= Exercise description =
The listing, minus its pictures, is to be given again exactly.

= Given data =
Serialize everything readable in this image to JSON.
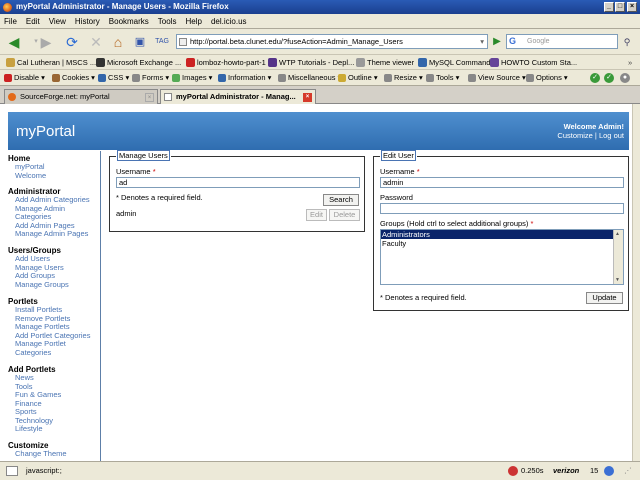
{
  "window": {
    "title": "myPortal Administrator - Manage Users - Mozilla Firefox",
    "min": "_",
    "max": "□",
    "close": "×"
  },
  "menu": [
    "File",
    "Edit",
    "View",
    "History",
    "Bookmarks",
    "Tools",
    "Help",
    "del.icio.us"
  ],
  "nav": {
    "url": "http://portal.beta.clunet.edu/?fuseAction=Admin_Manage_Users",
    "search_placeholder": "Google",
    "search_engine_glyph": "G"
  },
  "bookmarks": [
    {
      "label": "Cal Lutheran | MSCS ...",
      "color": "#c8a040"
    },
    {
      "label": "Microsoft Exchange ...",
      "color": "#333333"
    },
    {
      "label": "lomboz-howto-part-1",
      "color": "#cc2222"
    },
    {
      "label": "WTP Tutorials - Depl...",
      "color": "#553388"
    },
    {
      "label": "Theme viewer",
      "color": "#999999"
    },
    {
      "label": "MySQL Commands",
      "color": "#3366aa"
    },
    {
      "label": "HOWTO Custom Sta...",
      "color": "#664499"
    }
  ],
  "devbar": [
    {
      "label": "Disable ▾",
      "color": "#cc2222"
    },
    {
      "label": "Cookies ▾",
      "color": "#996633"
    },
    {
      "label": "CSS ▾",
      "color": "#3366aa"
    },
    {
      "label": "Forms ▾",
      "color": "#888888"
    },
    {
      "label": "Images ▾",
      "color": "#55aa55"
    },
    {
      "label": "Information ▾",
      "color": "#3366aa"
    },
    {
      "label": "Miscellaneous ▾",
      "color": "#888888"
    },
    {
      "label": "Outline ▾",
      "color": "#ccaa33"
    },
    {
      "label": "Resize ▾",
      "color": "#888888"
    },
    {
      "label": "Tools ▾",
      "color": "#888888"
    },
    {
      "label": "View Source ▾",
      "color": "#888888"
    },
    {
      "label": "Options ▾",
      "color": "#888888"
    }
  ],
  "tabs": [
    {
      "label": "SourceForge.net: myPortal",
      "active": false
    },
    {
      "label": "myPortal Administrator - Manag...",
      "active": true
    }
  ],
  "header": {
    "logo": "myPortal",
    "welcome": "Welcome Admin!",
    "customize": "Customize",
    "separator": " | ",
    "logout": "Log out"
  },
  "sidebar": [
    {
      "title": "Home",
      "links": [
        "myPortal",
        "Welcome"
      ]
    },
    {
      "title": "Administrator",
      "links": [
        "Add Admin Categories",
        "Manage Admin",
        "Categories",
        "Add Admin Pages",
        "Manage Admin Pages"
      ]
    },
    {
      "title": "Users/Groups",
      "links": [
        "Add Users",
        "Manage Users",
        "Add Groups",
        "Manage Groups"
      ]
    },
    {
      "title": "Portlets",
      "links": [
        "Install Portlets",
        "Remove Portlets",
        "Manage Portlets",
        "Add Portlet Categories",
        "Manage Portlet",
        "Categories"
      ]
    },
    {
      "title": "Add Portlets",
      "links": [
        "News",
        "Tools",
        "Fun & Games",
        "Finance",
        "Sports",
        "Technology",
        "Lifestyle"
      ]
    },
    {
      "title": "Customize",
      "links": [
        "Change Theme"
      ]
    }
  ],
  "manage_users": {
    "legend": "Manage Users",
    "username_label": "Username",
    "required_mark": "*",
    "username_value": "ad",
    "required_note": "* Denotes a required field.",
    "search_label": "Search",
    "result_user": "admin",
    "edit_label": "Edit",
    "delete_label": "Delete"
  },
  "edit_user": {
    "legend": "Edit User",
    "username_label": "Username",
    "required_mark": "*",
    "username_value": "admin",
    "password_label": "Password",
    "password_value": "",
    "groups_label": "Groups (Hold ctrl to select additional groups)",
    "groups": [
      {
        "label": "Administrators",
        "selected": true
      },
      {
        "label": "Faculty",
        "selected": false
      }
    ],
    "required_note": "* Denotes a required field.",
    "update_label": "Update"
  },
  "status": {
    "text": "javascript:;",
    "timing": "0.250s",
    "carrier": "verizon",
    "carrier_num": "15"
  }
}
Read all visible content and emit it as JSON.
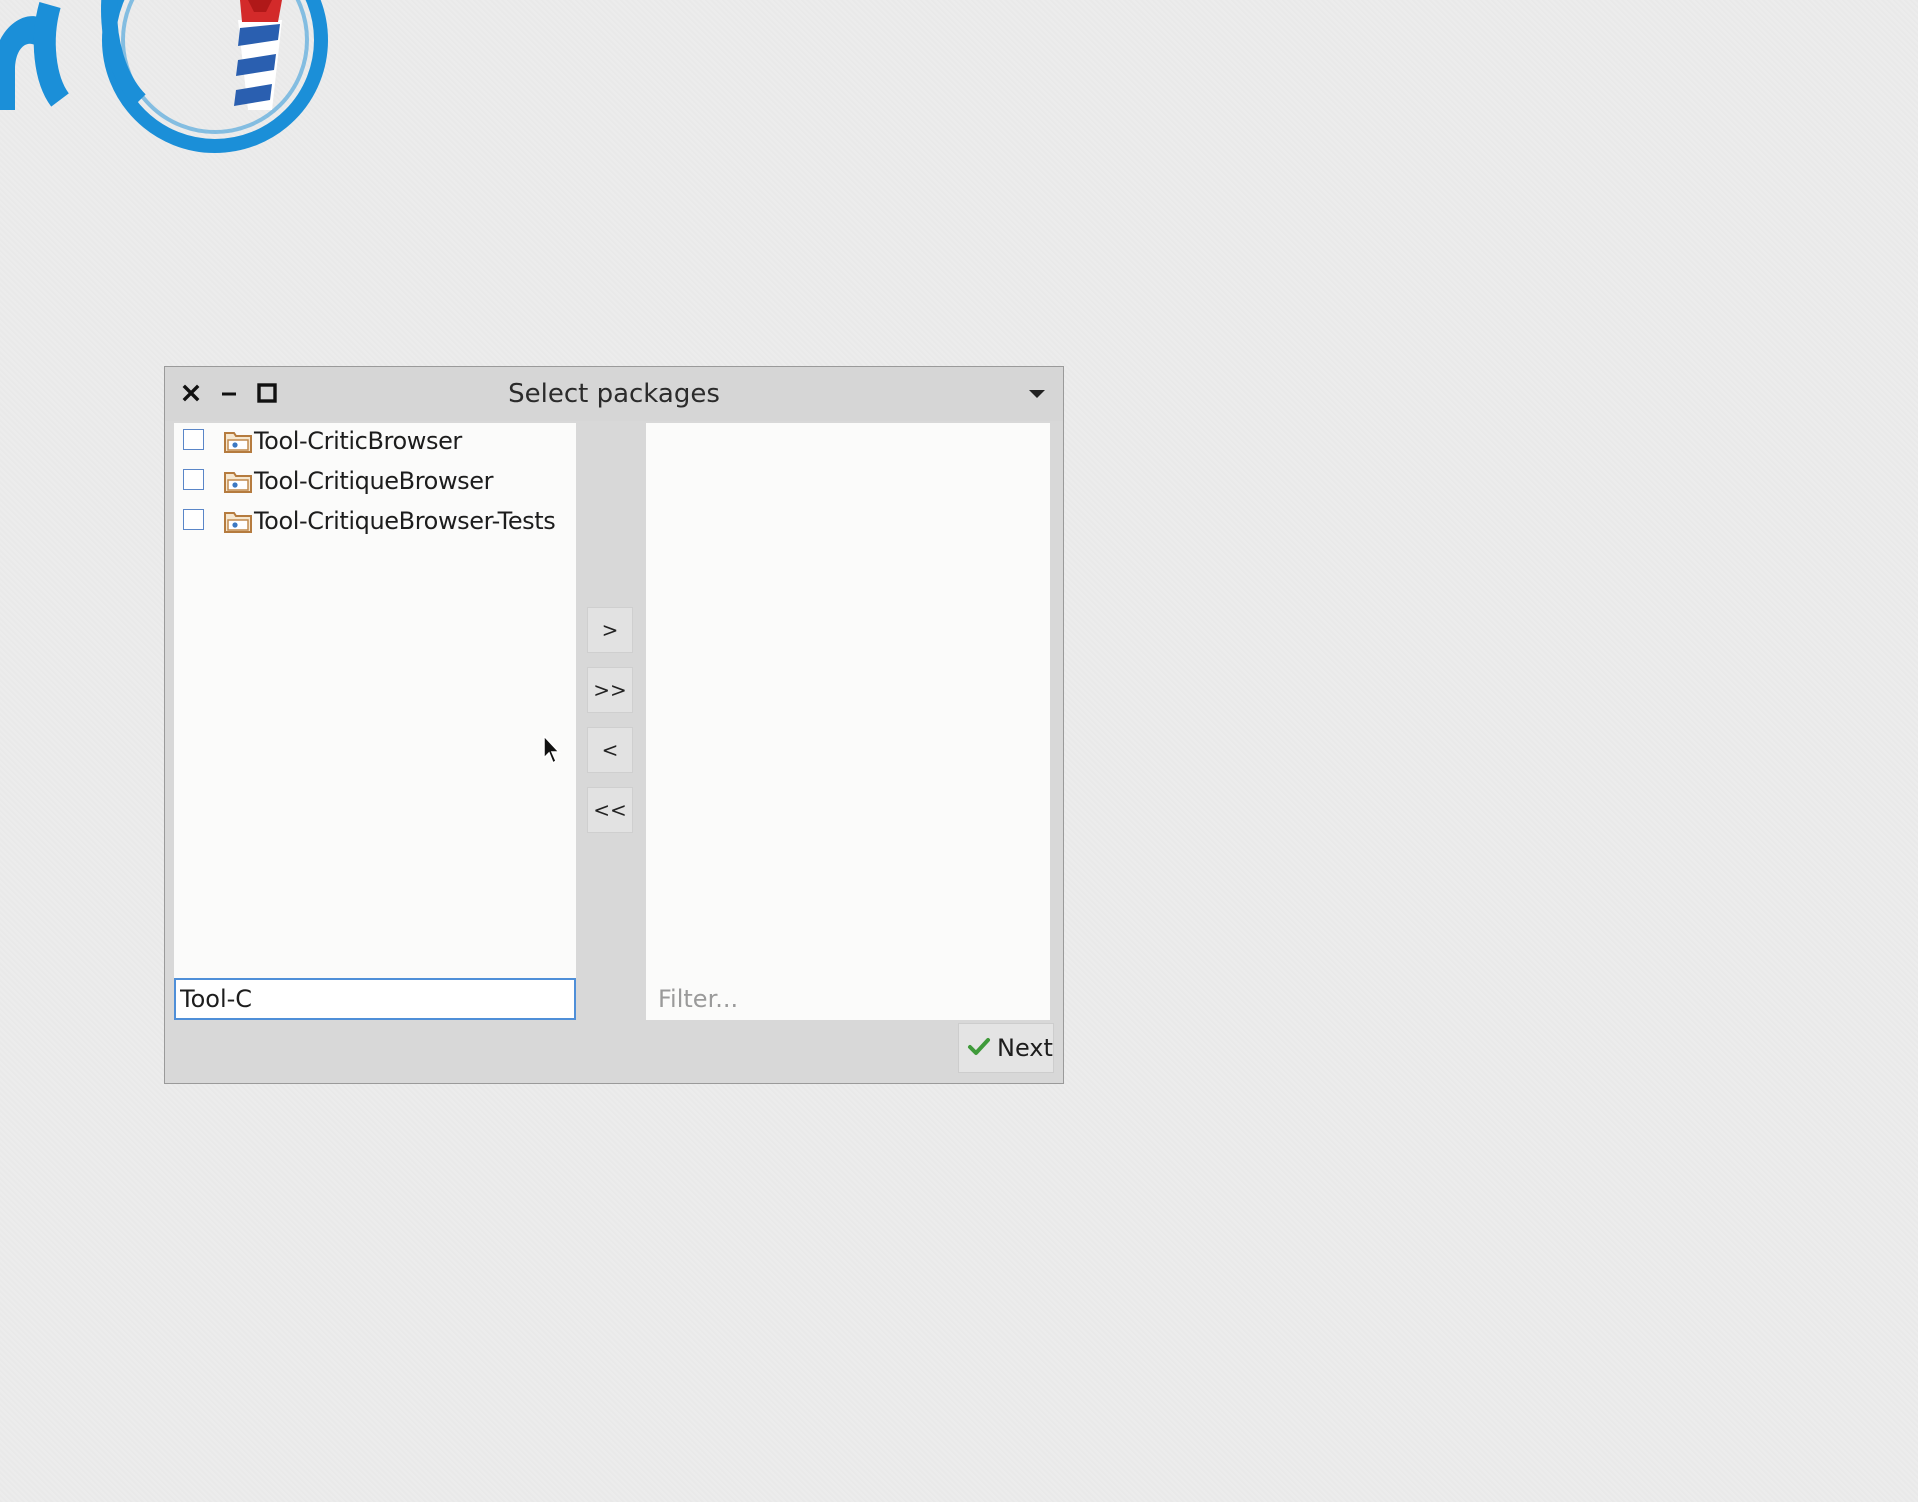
{
  "window": {
    "title": "Select packages"
  },
  "left_list": {
    "items": [
      {
        "label": "Tool-CriticBrowser",
        "checked": false
      },
      {
        "label": "Tool-CritiqueBrowser",
        "checked": false
      },
      {
        "label": "Tool-CritiqueBrowser-Tests",
        "checked": false
      }
    ],
    "filter_value": "Tool-C"
  },
  "move_buttons": {
    "add_one": ">",
    "add_all": ">>",
    "remove_one": "<",
    "remove_all": "<<"
  },
  "right_list": {
    "items": [],
    "filter_placeholder": "Filter..."
  },
  "footer": {
    "next_label": "Next"
  },
  "icons": {
    "close": "close-icon",
    "minimize": "minimize-icon",
    "maximize": "maximize-icon",
    "window_menu": "chevron-down-icon",
    "package": "package-folder-icon",
    "next": "checkmark-icon"
  },
  "colors": {
    "accent": "#4f8fd8",
    "check_green": "#3f9a3a",
    "folder": "#c08a4e"
  }
}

= Answer to this exercise =
Serialize everything readable in this image to JSON.
{
  "window": {
    "title": "myPortal Administrator - Manage Users - Mozilla Firefox",
    "min": "_",
    "max": "□",
    "close": "×"
  },
  "menu": [
    "File",
    "Edit",
    "View",
    "History",
    "Bookmarks",
    "Tools",
    "Help",
    "del.icio.us"
  ],
  "nav": {
    "url": "http://portal.beta.clunet.edu/?fuseAction=Admin_Manage_Users",
    "search_placeholder": "Google",
    "search_engine_glyph": "G"
  },
  "bookmarks": [
    {
      "label": "Cal Lutheran | MSCS ...",
      "color": "#c8a040"
    },
    {
      "label": "Microsoft Exchange ...",
      "color": "#333333"
    },
    {
      "label": "lomboz-howto-part-1",
      "color": "#cc2222"
    },
    {
      "label": "WTP Tutorials - Depl...",
      "color": "#553388"
    },
    {
      "label": "Theme viewer",
      "color": "#999999"
    },
    {
      "label": "MySQL Commands",
      "color": "#3366aa"
    },
    {
      "label": "HOWTO Custom Sta...",
      "color": "#664499"
    }
  ],
  "devbar": [
    {
      "label": "Disable ▾",
      "color": "#cc2222"
    },
    {
      "label": "Cookies ▾",
      "color": "#996633"
    },
    {
      "label": "CSS ▾",
      "color": "#3366aa"
    },
    {
      "label": "Forms ▾",
      "color": "#888888"
    },
    {
      "label": "Images ▾",
      "color": "#55aa55"
    },
    {
      "label": "Information ▾",
      "color": "#3366aa"
    },
    {
      "label": "Miscellaneous ▾",
      "color": "#888888"
    },
    {
      "label": "Outline ▾",
      "color": "#ccaa33"
    },
    {
      "label": "Resize ▾",
      "color": "#888888"
    },
    {
      "label": "Tools ▾",
      "color": "#888888"
    },
    {
      "label": "View Source ▾",
      "color": "#888888"
    },
    {
      "label": "Options ▾",
      "color": "#888888"
    }
  ],
  "tabs": [
    {
      "label": "SourceForge.net: myPortal",
      "active": false
    },
    {
      "label": "myPortal Administrator - Manag...",
      "active": true
    }
  ],
  "header": {
    "logo": "myPortal",
    "welcome": "Welcome Admin!",
    "customize": "Customize",
    "separator": " | ",
    "logout": "Log out"
  },
  "sidebar": [
    {
      "title": "Home",
      "links": [
        "myPortal",
        "Welcome"
      ]
    },
    {
      "title": "Administrator",
      "links": [
        "Add Admin Categories",
        "Manage Admin",
        "Categories",
        "Add Admin Pages",
        "Manage Admin Pages"
      ]
    },
    {
      "title": "Users/Groups",
      "links": [
        "Add Users",
        "Manage Users",
        "Add Groups",
        "Manage Groups"
      ]
    },
    {
      "title": "Portlets",
      "links": [
        "Install Portlets",
        "Remove Portlets",
        "Manage Portlets",
        "Add Portlet Categories",
        "Manage Portlet",
        "Categories"
      ]
    },
    {
      "title": "Add Portlets",
      "links": [
        "News",
        "Tools",
        "Fun & Games",
        "Finance",
        "Sports",
        "Technology",
        "Lifestyle"
      ]
    },
    {
      "title": "Customize",
      "links": [
        "Change Theme"
      ]
    }
  ],
  "manage_users": {
    "legend": "Manage Users",
    "username_label": "Username",
    "required_mark": "*",
    "username_value": "ad",
    "required_note": "* Denotes a required field.",
    "search_label": "Search",
    "result_user": "admin",
    "edit_label": "Edit",
    "delete_label": "Delete"
  },
  "edit_user": {
    "legend": "Edit User",
    "username_label": "Username",
    "required_mark": "*",
    "username_value": "admin",
    "password_label": "Password",
    "password_value": "",
    "groups_label": "Groups (Hold ctrl to select additional groups)",
    "groups": [
      {
        "label": "Administrators",
        "selected": true
      },
      {
        "label": "Faculty",
        "selected": false
      }
    ],
    "required_note": "* Denotes a required field.",
    "update_label": "Update"
  },
  "status": {
    "text": "javascript:;",
    "timing": "0.250s",
    "carrier": "verizon",
    "carrier_num": "15"
  }
}
Read all visible content and emit it as JSON.
{
  "window": {
    "title": "Select packages"
  },
  "left_list": {
    "items": [
      {
        "label": "Tool-CriticBrowser",
        "checked": false
      },
      {
        "label": "Tool-CritiqueBrowser",
        "checked": false
      },
      {
        "label": "Tool-CritiqueBrowser-Tests",
        "checked": false
      }
    ],
    "filter_value": "Tool-C"
  },
  "move_buttons": {
    "add_one": ">",
    "add_all": ">>",
    "remove_one": "<",
    "remove_all": "<<"
  },
  "right_list": {
    "items": [],
    "filter_placeholder": "Filter..."
  },
  "footer": {
    "next_label": "Next"
  },
  "icons": {
    "close": "close-icon",
    "minimize": "minimize-icon",
    "maximize": "maximize-icon",
    "window_menu": "chevron-down-icon",
    "package": "package-folder-icon",
    "next": "checkmark-icon"
  },
  "colors": {
    "accent": "#4f8fd8",
    "check_green": "#3f9a3a",
    "folder": "#c08a4e"
  }
}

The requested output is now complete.